Mandibular morphology of Australopithecus afarensis is well known based on abundant fossil mandibles of adult individuals from multiple sites in Ethiopia (Hadar, Woranso-Mille, and Middle Awash) and Tanzania (Laetoli). However, there are only a few juvenile mandibles of the species known from these sites. Here, we describe two recently discovered Pliocene hominin juvenile mandibles from Woranso-Mille (KSD-VP-1/29 and MKM-VP-1/626), that have been radioisotopically dated to 3.6 million years ago. We assign these mandibles to Australopithecus afarensis based on their possession of mandibular morphological features considered as distinctive of the species. These specimens not only increase the sample size of juvenile mandibles of A. afarensis from poorly known time period, but also add new information on the degree of variability in juvenile mandibular morphology within the species. Their dentition samples the whole spectrum of size and shape variation in A. afarensis. Our analysis further indicates that symphyseal morphology of the Laetoli mandibles of early A. afarensis falls within the range of variation of mandibles of the species from Hadar, Woranso-Mille, and Middle Awash. Moreover, the fact that the new 3.6 million-year-old juvenile mandibles from Woranso-Mille have a more receeding symphysis than any of the juvenile and most adult mandibles of A. afarensis from the younger Hadar sequence lends support to the observed trend in symphyseal morphological change in the A. anamensis–A. afarensis chronospecies lineage.
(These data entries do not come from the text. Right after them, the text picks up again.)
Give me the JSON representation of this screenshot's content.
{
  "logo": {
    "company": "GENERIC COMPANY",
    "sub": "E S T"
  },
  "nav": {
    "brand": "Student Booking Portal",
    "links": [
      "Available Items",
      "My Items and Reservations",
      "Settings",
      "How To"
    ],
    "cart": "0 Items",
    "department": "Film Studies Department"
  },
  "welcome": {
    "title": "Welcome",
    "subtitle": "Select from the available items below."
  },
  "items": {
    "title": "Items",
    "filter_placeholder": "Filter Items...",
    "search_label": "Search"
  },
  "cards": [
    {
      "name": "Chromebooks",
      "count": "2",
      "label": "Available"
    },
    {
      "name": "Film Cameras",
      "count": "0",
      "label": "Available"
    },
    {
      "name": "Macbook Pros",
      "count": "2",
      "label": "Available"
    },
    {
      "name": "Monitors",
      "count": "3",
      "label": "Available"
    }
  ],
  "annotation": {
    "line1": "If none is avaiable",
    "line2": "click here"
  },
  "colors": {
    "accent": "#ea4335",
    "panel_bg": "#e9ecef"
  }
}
- Australopithecus afarensis
- Juvenile mandibles
- Symphyseal morphology
ASJC Scopus subject areas
- Ecology, Evolution, Behavior and Systematics